───── Input records

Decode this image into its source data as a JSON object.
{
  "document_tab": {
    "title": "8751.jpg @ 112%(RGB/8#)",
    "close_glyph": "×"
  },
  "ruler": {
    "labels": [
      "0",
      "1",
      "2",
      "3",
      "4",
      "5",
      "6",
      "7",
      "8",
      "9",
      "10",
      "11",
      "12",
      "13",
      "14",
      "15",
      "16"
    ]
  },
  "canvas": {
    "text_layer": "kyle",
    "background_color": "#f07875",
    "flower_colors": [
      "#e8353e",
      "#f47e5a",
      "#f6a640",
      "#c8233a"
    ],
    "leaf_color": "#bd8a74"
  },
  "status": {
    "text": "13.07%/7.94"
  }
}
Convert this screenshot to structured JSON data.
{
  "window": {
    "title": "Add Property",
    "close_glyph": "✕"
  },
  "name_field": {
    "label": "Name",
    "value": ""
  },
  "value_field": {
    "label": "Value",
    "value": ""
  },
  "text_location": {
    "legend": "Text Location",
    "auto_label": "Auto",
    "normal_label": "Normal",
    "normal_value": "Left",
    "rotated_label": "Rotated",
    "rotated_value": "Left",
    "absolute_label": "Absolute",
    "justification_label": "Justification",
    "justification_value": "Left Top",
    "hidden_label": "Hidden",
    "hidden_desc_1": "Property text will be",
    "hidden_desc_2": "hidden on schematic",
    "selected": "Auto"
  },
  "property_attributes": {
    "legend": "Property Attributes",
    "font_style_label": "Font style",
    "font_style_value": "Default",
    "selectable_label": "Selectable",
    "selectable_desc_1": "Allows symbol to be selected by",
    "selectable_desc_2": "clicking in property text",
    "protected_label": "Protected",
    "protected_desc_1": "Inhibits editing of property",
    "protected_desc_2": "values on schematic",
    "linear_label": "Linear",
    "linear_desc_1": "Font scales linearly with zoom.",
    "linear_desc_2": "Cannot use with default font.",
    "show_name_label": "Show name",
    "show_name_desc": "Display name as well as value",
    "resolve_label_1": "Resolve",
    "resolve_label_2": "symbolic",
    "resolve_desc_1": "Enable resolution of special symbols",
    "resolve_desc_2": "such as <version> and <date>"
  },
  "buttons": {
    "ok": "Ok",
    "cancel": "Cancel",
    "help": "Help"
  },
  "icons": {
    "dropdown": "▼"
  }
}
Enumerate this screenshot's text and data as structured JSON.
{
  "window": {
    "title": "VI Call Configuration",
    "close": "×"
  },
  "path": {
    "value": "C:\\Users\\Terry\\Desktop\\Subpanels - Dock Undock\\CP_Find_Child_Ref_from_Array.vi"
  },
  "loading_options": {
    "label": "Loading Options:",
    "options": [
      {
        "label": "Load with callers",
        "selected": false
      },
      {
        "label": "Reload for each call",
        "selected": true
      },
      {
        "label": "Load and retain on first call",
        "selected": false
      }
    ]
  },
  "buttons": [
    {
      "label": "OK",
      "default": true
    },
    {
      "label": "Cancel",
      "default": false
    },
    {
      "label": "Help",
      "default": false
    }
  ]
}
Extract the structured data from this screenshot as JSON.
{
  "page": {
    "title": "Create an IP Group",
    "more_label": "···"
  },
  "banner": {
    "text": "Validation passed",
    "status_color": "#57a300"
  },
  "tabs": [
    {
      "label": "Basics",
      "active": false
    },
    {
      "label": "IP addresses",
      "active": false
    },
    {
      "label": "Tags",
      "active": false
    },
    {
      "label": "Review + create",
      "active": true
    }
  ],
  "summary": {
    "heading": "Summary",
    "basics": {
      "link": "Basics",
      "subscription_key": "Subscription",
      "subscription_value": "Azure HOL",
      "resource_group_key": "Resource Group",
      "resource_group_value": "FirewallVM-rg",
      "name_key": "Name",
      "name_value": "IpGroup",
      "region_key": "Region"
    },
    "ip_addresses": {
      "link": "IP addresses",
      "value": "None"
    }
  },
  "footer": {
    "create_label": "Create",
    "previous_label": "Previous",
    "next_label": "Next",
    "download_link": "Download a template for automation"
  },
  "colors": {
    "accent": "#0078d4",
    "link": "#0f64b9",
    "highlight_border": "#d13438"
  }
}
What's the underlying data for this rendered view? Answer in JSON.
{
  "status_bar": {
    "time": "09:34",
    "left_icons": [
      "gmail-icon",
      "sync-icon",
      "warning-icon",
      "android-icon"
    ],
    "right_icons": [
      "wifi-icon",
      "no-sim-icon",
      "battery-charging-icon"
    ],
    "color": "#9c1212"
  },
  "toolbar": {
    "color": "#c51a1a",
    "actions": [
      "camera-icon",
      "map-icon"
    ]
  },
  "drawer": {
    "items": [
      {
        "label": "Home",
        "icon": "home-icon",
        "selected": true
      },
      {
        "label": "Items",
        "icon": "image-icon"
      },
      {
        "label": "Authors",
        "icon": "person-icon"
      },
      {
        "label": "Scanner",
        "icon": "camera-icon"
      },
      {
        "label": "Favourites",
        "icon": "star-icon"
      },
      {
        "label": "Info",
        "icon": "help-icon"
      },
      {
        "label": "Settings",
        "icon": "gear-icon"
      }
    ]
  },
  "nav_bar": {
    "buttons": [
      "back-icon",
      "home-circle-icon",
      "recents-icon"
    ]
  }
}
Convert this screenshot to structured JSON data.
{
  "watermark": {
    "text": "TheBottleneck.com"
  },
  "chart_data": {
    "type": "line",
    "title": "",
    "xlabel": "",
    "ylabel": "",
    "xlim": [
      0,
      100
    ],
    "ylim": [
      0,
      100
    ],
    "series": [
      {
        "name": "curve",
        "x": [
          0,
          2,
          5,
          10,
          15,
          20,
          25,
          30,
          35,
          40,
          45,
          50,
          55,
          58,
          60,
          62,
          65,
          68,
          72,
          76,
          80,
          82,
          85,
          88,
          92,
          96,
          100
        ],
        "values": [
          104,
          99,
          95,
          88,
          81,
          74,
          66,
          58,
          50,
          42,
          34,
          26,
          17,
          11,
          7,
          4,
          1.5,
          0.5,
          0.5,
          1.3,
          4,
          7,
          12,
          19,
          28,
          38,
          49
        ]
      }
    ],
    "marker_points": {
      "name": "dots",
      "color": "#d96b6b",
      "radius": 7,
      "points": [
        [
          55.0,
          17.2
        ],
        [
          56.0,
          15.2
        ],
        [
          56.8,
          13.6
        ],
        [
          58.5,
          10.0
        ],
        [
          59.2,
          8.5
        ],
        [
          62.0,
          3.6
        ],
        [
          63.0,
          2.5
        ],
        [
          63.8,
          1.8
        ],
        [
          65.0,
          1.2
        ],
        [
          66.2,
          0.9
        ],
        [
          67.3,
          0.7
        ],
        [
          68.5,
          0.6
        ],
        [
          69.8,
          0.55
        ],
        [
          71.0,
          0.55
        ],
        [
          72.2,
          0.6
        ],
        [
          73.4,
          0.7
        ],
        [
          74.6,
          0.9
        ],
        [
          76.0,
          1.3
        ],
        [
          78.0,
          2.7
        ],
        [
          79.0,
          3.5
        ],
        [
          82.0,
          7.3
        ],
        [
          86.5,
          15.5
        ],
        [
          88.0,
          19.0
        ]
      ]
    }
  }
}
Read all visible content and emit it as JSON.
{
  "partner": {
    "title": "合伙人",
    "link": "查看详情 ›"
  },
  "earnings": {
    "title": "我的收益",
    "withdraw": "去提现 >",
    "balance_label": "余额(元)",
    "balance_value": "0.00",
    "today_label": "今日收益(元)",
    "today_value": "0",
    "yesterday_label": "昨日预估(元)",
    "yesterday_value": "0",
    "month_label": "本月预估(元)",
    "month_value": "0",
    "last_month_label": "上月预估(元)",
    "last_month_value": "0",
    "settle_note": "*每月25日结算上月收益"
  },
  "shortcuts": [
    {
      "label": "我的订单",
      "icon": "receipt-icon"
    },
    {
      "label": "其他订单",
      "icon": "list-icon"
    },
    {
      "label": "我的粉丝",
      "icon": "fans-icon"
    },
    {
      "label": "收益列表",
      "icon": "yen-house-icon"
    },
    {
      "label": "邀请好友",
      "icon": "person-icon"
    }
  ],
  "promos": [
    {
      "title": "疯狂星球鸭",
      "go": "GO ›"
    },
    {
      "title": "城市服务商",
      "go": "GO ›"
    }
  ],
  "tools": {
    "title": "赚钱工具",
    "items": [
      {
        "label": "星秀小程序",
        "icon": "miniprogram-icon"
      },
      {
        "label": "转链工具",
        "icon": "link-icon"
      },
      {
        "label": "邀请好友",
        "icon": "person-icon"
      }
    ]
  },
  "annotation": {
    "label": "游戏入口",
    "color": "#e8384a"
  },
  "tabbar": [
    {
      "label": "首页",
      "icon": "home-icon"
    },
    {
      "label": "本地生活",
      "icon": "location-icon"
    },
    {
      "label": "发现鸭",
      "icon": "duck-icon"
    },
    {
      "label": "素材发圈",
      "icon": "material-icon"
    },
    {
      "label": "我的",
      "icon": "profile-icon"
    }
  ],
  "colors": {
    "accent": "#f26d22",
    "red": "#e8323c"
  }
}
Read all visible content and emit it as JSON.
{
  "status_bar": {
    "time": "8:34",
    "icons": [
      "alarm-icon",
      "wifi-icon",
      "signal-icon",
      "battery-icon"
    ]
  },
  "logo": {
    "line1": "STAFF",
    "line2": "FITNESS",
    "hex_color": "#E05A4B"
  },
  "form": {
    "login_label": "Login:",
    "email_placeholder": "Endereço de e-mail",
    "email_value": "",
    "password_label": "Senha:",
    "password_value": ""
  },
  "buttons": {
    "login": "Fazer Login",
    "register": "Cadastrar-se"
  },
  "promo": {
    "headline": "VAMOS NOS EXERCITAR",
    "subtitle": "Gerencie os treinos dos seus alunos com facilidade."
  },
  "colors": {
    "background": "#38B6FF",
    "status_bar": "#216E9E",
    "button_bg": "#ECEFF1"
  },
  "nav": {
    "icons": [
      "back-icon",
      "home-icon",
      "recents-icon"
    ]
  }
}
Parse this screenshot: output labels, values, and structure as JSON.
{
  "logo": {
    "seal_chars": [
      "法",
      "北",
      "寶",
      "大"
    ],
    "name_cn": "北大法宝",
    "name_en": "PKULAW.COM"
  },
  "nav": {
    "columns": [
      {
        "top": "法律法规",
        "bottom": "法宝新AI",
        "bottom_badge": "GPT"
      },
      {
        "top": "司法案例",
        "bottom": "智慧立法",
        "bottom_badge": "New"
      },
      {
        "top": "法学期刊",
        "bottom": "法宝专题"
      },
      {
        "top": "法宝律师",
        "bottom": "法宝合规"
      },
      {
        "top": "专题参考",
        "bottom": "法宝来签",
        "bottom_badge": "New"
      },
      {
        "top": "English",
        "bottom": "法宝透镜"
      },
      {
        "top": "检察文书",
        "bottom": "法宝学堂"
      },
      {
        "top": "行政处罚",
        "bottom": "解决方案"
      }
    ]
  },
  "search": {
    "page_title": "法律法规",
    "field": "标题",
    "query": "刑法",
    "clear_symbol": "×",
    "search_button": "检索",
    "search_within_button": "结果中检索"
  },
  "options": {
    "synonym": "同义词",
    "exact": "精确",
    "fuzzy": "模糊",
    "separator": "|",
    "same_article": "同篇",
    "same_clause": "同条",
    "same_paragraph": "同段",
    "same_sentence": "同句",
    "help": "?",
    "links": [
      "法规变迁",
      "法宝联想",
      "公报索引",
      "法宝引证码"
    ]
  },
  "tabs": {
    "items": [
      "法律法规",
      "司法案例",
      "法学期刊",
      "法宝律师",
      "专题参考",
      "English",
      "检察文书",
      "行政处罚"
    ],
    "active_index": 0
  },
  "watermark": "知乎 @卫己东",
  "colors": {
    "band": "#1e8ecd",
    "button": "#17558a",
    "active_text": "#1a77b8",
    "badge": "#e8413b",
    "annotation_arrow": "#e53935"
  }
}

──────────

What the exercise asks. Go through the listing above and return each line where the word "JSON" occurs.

Result below.
Decode this image into its source data as a JSON object.
Convert this screenshot to structured JSON data.
Enumerate this screenshot's text and data as structured JSON.
Extract the structured data from this screenshot as JSON.
What's the underlying data for this rendered view? Answer in JSON.
Convert this screenshot to structured JSON data.
Read all visible content and emit it as JSON.
Read all visible content and emit it as JSON.
Parse this screenshot: output labels, values, and structure as JSON.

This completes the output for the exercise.